■ PROBLEM ■
Starting at the first line below, copy through to the last line exactly.

■ INPUT ■
┄┄┄┄┄┄┄┄┄┄┄┄┄┄┄┄┄┄┄┄
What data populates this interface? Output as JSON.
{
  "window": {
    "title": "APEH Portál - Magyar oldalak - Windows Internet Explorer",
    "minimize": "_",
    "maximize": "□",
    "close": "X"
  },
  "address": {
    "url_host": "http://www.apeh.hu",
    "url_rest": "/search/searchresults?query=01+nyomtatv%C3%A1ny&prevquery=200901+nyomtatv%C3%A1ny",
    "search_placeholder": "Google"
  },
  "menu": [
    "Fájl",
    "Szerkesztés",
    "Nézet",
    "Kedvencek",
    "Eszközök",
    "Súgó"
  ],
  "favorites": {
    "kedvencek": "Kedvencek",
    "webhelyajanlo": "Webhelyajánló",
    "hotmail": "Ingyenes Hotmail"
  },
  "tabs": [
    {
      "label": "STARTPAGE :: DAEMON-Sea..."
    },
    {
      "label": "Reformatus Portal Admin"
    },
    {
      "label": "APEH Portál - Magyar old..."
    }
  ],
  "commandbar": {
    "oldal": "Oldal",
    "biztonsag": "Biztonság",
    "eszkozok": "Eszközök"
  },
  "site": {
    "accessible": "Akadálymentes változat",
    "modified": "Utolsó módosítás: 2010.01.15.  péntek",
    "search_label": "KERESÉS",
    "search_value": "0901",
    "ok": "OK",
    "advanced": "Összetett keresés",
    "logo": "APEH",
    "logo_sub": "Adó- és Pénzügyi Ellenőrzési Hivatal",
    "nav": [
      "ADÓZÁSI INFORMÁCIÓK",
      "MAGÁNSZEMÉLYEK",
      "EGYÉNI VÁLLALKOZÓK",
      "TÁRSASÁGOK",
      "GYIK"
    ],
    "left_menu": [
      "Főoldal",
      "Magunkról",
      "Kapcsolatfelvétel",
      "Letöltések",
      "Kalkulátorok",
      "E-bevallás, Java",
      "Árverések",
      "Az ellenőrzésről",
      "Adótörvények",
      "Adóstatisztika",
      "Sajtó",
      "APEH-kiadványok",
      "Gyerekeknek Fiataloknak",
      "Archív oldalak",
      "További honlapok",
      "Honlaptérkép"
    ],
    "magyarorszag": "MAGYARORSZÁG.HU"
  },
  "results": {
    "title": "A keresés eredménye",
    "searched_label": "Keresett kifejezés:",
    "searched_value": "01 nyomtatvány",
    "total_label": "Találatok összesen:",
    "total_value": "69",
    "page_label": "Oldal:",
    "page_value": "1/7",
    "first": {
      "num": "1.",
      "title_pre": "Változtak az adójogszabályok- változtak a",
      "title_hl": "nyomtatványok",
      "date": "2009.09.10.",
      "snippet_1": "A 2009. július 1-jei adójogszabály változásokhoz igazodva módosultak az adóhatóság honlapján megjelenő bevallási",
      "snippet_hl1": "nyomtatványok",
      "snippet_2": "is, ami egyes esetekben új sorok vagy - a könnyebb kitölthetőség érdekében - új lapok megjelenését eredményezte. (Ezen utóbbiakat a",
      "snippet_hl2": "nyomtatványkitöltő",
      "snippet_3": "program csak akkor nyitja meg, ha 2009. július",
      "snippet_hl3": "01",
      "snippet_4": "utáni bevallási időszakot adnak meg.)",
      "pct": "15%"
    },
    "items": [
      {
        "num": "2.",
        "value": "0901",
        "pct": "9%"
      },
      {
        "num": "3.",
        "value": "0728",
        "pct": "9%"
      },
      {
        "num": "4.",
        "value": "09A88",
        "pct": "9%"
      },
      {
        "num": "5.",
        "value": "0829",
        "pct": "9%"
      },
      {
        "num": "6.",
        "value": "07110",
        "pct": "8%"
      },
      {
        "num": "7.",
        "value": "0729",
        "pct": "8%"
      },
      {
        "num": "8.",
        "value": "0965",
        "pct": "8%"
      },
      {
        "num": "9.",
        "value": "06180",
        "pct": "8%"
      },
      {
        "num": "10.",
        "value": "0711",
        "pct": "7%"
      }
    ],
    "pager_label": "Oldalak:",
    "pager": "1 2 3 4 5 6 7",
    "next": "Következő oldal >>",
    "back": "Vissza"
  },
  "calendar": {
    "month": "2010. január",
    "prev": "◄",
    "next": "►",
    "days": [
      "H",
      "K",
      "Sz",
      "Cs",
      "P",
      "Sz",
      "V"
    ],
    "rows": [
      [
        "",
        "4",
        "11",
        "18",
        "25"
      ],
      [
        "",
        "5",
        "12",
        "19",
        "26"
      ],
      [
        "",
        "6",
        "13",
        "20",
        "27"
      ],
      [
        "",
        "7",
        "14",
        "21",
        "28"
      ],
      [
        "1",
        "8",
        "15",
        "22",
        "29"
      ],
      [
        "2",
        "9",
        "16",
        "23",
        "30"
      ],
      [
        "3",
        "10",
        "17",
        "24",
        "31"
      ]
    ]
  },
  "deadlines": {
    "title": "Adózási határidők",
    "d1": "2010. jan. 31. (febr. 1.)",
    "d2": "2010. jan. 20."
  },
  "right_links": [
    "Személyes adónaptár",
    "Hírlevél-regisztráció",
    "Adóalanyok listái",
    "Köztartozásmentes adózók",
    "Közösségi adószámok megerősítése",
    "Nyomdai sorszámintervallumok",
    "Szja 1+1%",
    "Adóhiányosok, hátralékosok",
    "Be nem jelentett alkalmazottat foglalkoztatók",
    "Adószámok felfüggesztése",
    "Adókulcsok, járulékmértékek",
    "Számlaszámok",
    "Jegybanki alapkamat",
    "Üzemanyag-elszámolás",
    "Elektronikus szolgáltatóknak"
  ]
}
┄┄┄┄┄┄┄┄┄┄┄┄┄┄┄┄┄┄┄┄
■ WORKED SOLUTION ■
What data populates this interface? Output as JSON.
{
  "window": {
    "title": "APEH Portál - Magyar oldalak - Windows Internet Explorer",
    "minimize": "_",
    "maximize": "□",
    "close": "X"
  },
  "address": {
    "url_host": "http://www.apeh.hu",
    "url_rest": "/search/searchresults?query=01+nyomtatv%C3%A1ny&prevquery=200901+nyomtatv%C3%A1ny",
    "search_placeholder": "Google"
  },
  "menu": [
    "Fájl",
    "Szerkesztés",
    "Nézet",
    "Kedvencek",
    "Eszközök",
    "Súgó"
  ],
  "favorites": {
    "kedvencek": "Kedvencek",
    "webhelyajanlo": "Webhelyajánló",
    "hotmail": "Ingyenes Hotmail"
  },
  "tabs": [
    {
      "label": "STARTPAGE :: DAEMON-Sea..."
    },
    {
      "label": "Reformatus Portal Admin"
    },
    {
      "label": "APEH Portál - Magyar old..."
    }
  ],
  "commandbar": {
    "oldal": "Oldal",
    "biztonsag": "Biztonság",
    "eszkozok": "Eszközök"
  },
  "site": {
    "accessible": "Akadálymentes változat",
    "modified": "Utolsó módosítás: 2010.01.15.  péntek",
    "search_label": "KERESÉS",
    "search_value": "0901",
    "ok": "OK",
    "advanced": "Összetett keresés",
    "logo": "APEH",
    "logo_sub": "Adó- és Pénzügyi Ellenőrzési Hivatal",
    "nav": [
      "ADÓZÁSI INFORMÁCIÓK",
      "MAGÁNSZEMÉLYEK",
      "EGYÉNI VÁLLALKOZÓK",
      "TÁRSASÁGOK",
      "GYIK"
    ],
    "left_menu": [
      "Főoldal",
      "Magunkról",
      "Kapcsolatfelvétel",
      "Letöltések",
      "Kalkulátorok",
      "E-bevallás, Java",
      "Árverések",
      "Az ellenőrzésről",
      "Adótörvények",
      "Adóstatisztika",
      "Sajtó",
      "APEH-kiadványok",
      "Gyerekeknek Fiataloknak",
      "Archív oldalak",
      "További honlapok",
      "Honlaptérkép"
    ],
    "magyarorszag": "MAGYARORSZÁG.HU"
  },
  "results": {
    "title": "A keresés eredménye",
    "searched_label": "Keresett kifejezés:",
    "searched_value": "01 nyomtatvány",
    "total_label": "Találatok összesen:",
    "total_value": "69",
    "page_label": "Oldal:",
    "page_value": "1/7",
    "first": {
      "num": "1.",
      "title_pre": "Változtak az adójogszabályok- változtak a",
      "title_hl": "nyomtatványok",
      "date": "2009.09.10.",
      "snippet_1": "A 2009. július 1-jei adójogszabály változásokhoz igazodva módosultak az adóhatóság honlapján megjelenő bevallási",
      "snippet_hl1": "nyomtatványok",
      "snippet_2": "is, ami egyes esetekben új sorok vagy - a könnyebb kitölthetőség érdekében - új lapok megjelenését eredményezte. (Ezen utóbbiakat a",
      "snippet_hl2": "nyomtatványkitöltő",
      "snippet_3": "program csak akkor nyitja meg, ha 2009. július",
      "snippet_hl3": "01",
      "snippet_4": "utáni bevallási időszakot adnak meg.)",
      "pct": "15%"
    },
    "items": [
      {
        "num": "2.",
        "value": "0901",
        "pct": "9%"
      },
      {
        "num": "3.",
        "value": "0728",
        "pct": "9%"
      },
      {
        "num": "4.",
        "value": "09A88",
        "pct": "9%"
      },
      {
        "num": "5.",
        "value": "0829",
        "pct": "9%"
      },
      {
        "num": "6.",
        "value": "07110",
        "pct": "8%"
      },
      {
        "num": "7.",
        "value": "0729",
        "pct": "8%"
      },
      {
        "num": "8.",
        "value": "0965",
        "pct": "8%"
      },
      {
        "num": "9.",
        "value": "06180",
        "pct": "8%"
      },
      {
        "num": "10.",
        "value": "0711",
        "pct": "7%"
      }
    ],
    "pager_label": "Oldalak:",
    "pager": "1 2 3 4 5 6 7",
    "next": "Következő oldal >>",
    "back": "Vissza"
  },
  "calendar": {
    "month": "2010. január",
    "prev": "◄",
    "next": "►",
    "days": [
      "H",
      "K",
      "Sz",
      "Cs",
      "P",
      "Sz",
      "V"
    ],
    "rows": [
      [
        "",
        "4",
        "11",
        "18",
        "25"
      ],
      [
        "",
        "5",
        "12",
        "19",
        "26"
      ],
      [
        "",
        "6",
        "13",
        "20",
        "27"
      ],
      [
        "",
        "7",
        "14",
        "21",
        "28"
      ],
      [
        "1",
        "8",
        "15",
        "22",
        "29"
      ],
      [
        "2",
        "9",
        "16",
        "23",
        "30"
      ],
      [
        "3",
        "10",
        "17",
        "24",
        "31"
      ]
    ]
  },
  "deadlines": {
    "title": "Adózási határidők",
    "d1": "2010. jan. 31. (febr. 1.)",
    "d2": "2010. jan. 20."
  },
  "right_links": [
    "Személyes adónaptár",
    "Hírlevél-regisztráció",
    "Adóalanyok listái",
    "Köztartozásmentes adózók",
    "Közösségi adószámok megerősítése",
    "Nyomdai sorszámintervallumok",
    "Szja 1+1%",
    "Adóhiányosok, hátralékosok",
    "Be nem jelentett alkalmazottat foglalkoztatók",
    "Adószámok felfüggesztése",
    "Adókulcsok, járulékmértékek",
    "Számlaszámok",
    "Jegybanki alapkamat",
    "Üzemanyag-elszámolás",
    "Elektronikus szolgáltatóknak"
  ]
}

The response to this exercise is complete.